## [Work item]
Word by word and line by line, write out all of the records.

**** Source information ****

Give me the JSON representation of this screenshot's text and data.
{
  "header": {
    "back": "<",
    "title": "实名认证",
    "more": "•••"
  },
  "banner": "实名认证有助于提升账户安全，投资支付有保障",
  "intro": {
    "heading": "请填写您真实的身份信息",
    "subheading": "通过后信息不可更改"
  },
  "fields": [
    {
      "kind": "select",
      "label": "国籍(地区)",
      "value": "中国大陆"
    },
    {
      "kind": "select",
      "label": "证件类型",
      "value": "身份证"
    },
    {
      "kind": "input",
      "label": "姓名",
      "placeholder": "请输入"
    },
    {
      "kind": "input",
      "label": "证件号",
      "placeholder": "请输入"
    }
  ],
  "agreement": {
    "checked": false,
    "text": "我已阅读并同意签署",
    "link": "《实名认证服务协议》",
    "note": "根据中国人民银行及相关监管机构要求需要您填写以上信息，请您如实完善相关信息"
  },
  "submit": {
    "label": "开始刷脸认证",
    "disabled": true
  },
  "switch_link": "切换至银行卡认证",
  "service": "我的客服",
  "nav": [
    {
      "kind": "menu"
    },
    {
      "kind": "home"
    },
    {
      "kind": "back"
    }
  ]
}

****

## [Worked solution]
Give me the JSON representation of this screenshot's text and data.
{
  "header": {
    "back": "<",
    "title": "实名认证",
    "more": "•••"
  },
  "banner": "实名认证有助于提升账户安全，投资支付有保障",
  "intro": {
    "heading": "请填写您真实的身份信息",
    "subheading": "通过后信息不可更改"
  },
  "fields": [
    {
      "kind": "select",
      "label": "国籍(地区)",
      "value": "中国大陆"
    },
    {
      "kind": "select",
      "label": "证件类型",
      "value": "身份证"
    },
    {
      "kind": "input",
      "label": "姓名",
      "placeholder": "请输入"
    },
    {
      "kind": "input",
      "label": "证件号",
      "placeholder": "请输入"
    }
  ],
  "agreement": {
    "checked": false,
    "text": "我已阅读并同意签署",
    "link": "《实名认证服务协议》",
    "note": "根据中国人民银行及相关监管机构要求需要您填写以上信息，请您如实完善相关信息"
  },
  "submit": {
    "label": "开始刷脸认证",
    "disabled": true
  },
  "switch_link": "切换至银行卡认证",
  "service": "我的客服",
  "nav": [
    {
      "kind": "menu"
    },
    {
      "kind": "home"
    },
    {
      "kind": "back"
    }
  ]
}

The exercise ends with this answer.